Not the great works of literature, whose influence goes without saying, but the power of the ordinary messages that patients and the public see every day. It turns out it matters exactly how they are framed and what they say. If we get it right, we can improve treatment, reduce errors, cut costs and even save lives. Take the text message that is routinely sent by NHS hospitals to outpatients reminding them of their upcoming appointment. A small tweak to the wording – to include the £160 cost of the appointment – reduced the non-attenders by almost 25% in a trial at Barts NHS trust in London. No extra effort is required or cost involved. It is the latest product of the nudge unit, established by the coalition government in 2010 and spun out of Whitehall last year, working together with the Institute of Global Health Innovation at Imperial College London, which I lead.
GP quality and outcomes framework indicators focus on the wrong issues. In the last few months the government has been engaged in lengthy discussions with the British Medical Association on how best to introduce further reforms within general practice. The talks between the government and the BMA's general practitioners committee (GPC) have now broken down and we are being told the government wants to impose changes to the 2013-14 GP contract. This is at a time when we are already dealing with significant challenges through GP commissioning and the drive to make efficiency savings, while continuing to offer high levels of patient care. The key areas of contention are variability in funding between practices, which I have previously written about, and quality and outcomes framework (QOF) indicators.

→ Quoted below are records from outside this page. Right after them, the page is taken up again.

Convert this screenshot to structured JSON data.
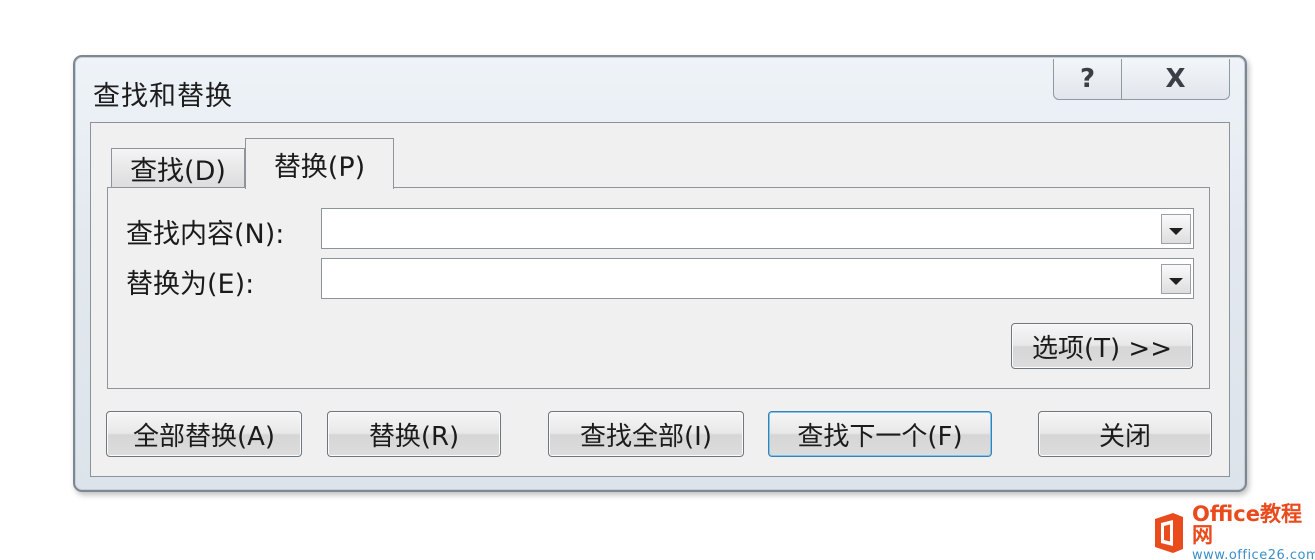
{
  "window": {
    "title": "查找和替换",
    "help_glyph": "?",
    "close_glyph": "X"
  },
  "tabs": [
    {
      "label": "查找(D)",
      "active": false
    },
    {
      "label": "替换(P)",
      "active": true
    }
  ],
  "find_field": {
    "label": "查找内容(N):",
    "value": ""
  },
  "replace_field": {
    "label": "替换为(E):",
    "value": ""
  },
  "buttons": {
    "options": "选项(T) >>",
    "replace_all": "全部替换(A)",
    "replace": "替换(R)",
    "find_all": "查找全部(I)",
    "find_next": "查找下一个(F)",
    "close": "关闭"
  },
  "watermark": {
    "line1": "Office教程网",
    "line2": "www.office26.com",
    "logo_color": "#ea4b1d"
  }
}
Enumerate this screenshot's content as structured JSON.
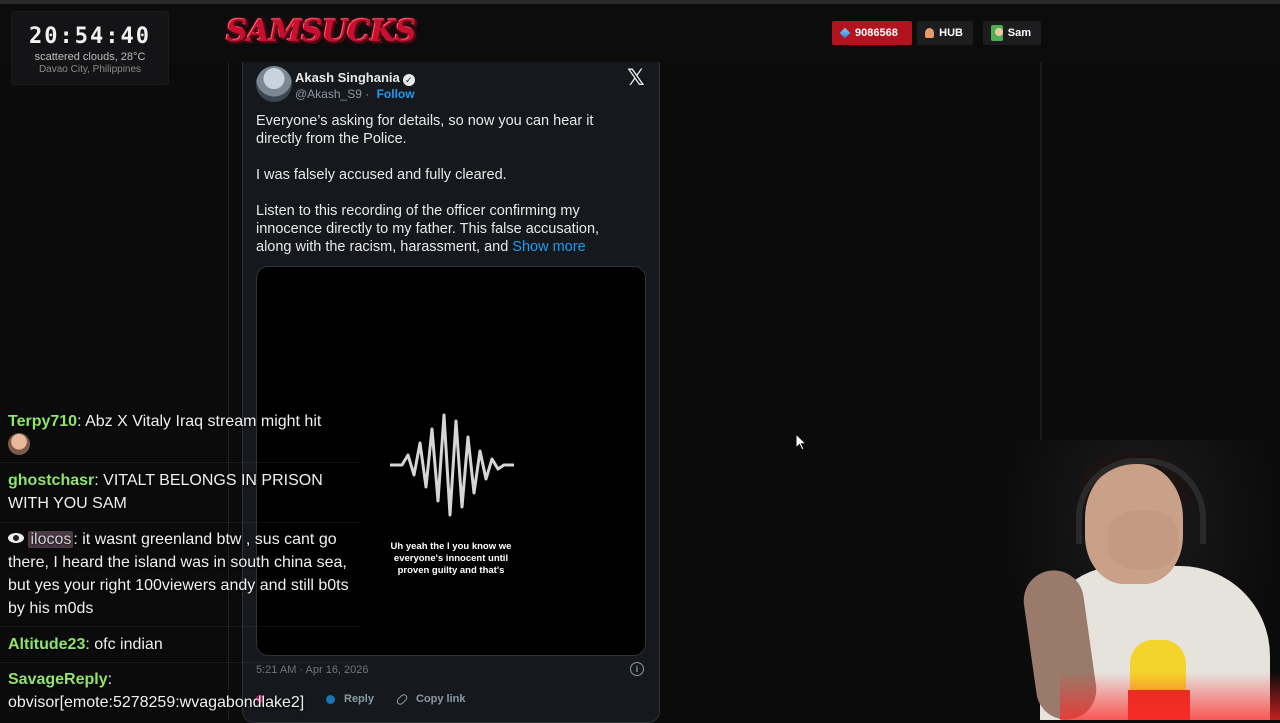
{
  "overlay": {
    "clock": {
      "time": "20:54:40",
      "weather": "scattered clouds, 28°C",
      "location": "Davao City, Philippines"
    },
    "logo": {
      "text": "SAMSUCKS"
    },
    "header": {
      "gems": "9086568",
      "hub_label": "HUB",
      "user_label": "Sam"
    }
  },
  "tweet": {
    "author_name": "Akash Singhania",
    "handle": "@Akash_S9",
    "follow_label": "Follow",
    "paragraphs": [
      "Everyone’s asking for details, so now you can hear it directly from the Police.",
      "I was falsely accused and fully cleared.",
      "Listen to this recording of the officer confirming my innocence directly to my father. This false accusation, along with the racism, harassment, and"
    ],
    "show_more_label": "Show more",
    "media_caption": "Uh yeah the I you know we everyone's innocent until proven guilty and that's",
    "timestamp": "5:21 AM · Apr 16, 2026",
    "reply_label": "Reply",
    "copy_link_label": "Copy link"
  },
  "chat": {
    "messages": [
      {
        "user": "Terpy710",
        "text": ": Abz X Vitaly Iraq stream might hit"
      },
      {
        "user": "ghostchasr",
        "text": ": VITALT BELONGS IN PRISON WITH YOU SAM"
      },
      {
        "user": "ilocos",
        "text": ": it wasnt greenland btw , sus cant go there, I heard the island was in south china sea, but yes your right 100viewers andy and still b0ts by his m0ds"
      },
      {
        "user": "Altitude23",
        "text": ": ofc indian"
      },
      {
        "user": "SavageReply",
        "text": ":"
      },
      {
        "user": "",
        "text": "obvisor[emote:5278259:wvagabondlake2]"
      }
    ]
  },
  "colors": {
    "accent_red": "#b3131f",
    "link_blue": "#1d9bf0",
    "chat_user_green": "#8ee66a"
  }
}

Many small practices rely on QOF payments to balance their books. QOF contains groups of indicators against which practices are scored depending on their level of achievement in improving patient care. Giving Doctors Grades. ONE summer day 14 years ago, when I was a new cardiology fellow, my colleagues and I were discussing the case of an elderly man with worsening chest pains who had been transferred to our hospital to have coronary bypass surgery. We studied the information in his file: On an , his coronary arteries looked like sausage links, sectioned off by tight blockages. He had , and poor kidney function, and in the past he had suffered a heart attack and a stroke. Could the surgeons safely operate? In most cases, surgeons have to actually see a patient to determine whether the benefits of surgery outweigh the risks. Achieving Value in Primary Care: The Primary Care Value Model.
A 2012 review of studies assessing the impact of practice transformation that included 3 or more elements of PCMH found evidence to be of low quality, with some favorable but largely inconclusive effects on processes and outcomes of care, use of emergency departments and hospital admissions, and patient experience.2 A 2014 review of initiatives meeting requirements for PCMH and using randomized or controlled methods found a small to moderate positive impact on patient experience, preventive care, and emergency department use, but no impact on overall cost.3 A 2015 review including all articles identified in a search for PCMH found reductions in health care use and cost, and improvement in quality and patient experience metrics in some peer-reviewed and non–peer-reviewed reports.4 Other studies published within the past 3 years have shown similarly varying results.5–9 Interpreting Mixed Findings. Should primary care guidelines be written by family physicians?
G. Michael Allan, MD CCFP⇑ + Author Affiliations Correspondence: Dr G. The importance of being different. Paying doctors bonuses for better health outcomes makes sense in theory. But it doesn't work. Doctors Be Forewarned: Eliminate Wasteful Medical Practices Or Expect A Pay Cut. Paying more wisely: effects of payment reforms on evidence-based clinical decision-making, Journal of Comparative Effectiveness Research, Future Medicine. We really want to pay for quality, but it’s so darn hard. Paying for quality, not quantity is getting to be almost cliche. Recently, the Obama administration doubled down, however, announcing ambitious targets for Medicare payments to be “tied to” quality in the future. Unfortunately, the evidence behind such programs working continues to elude us.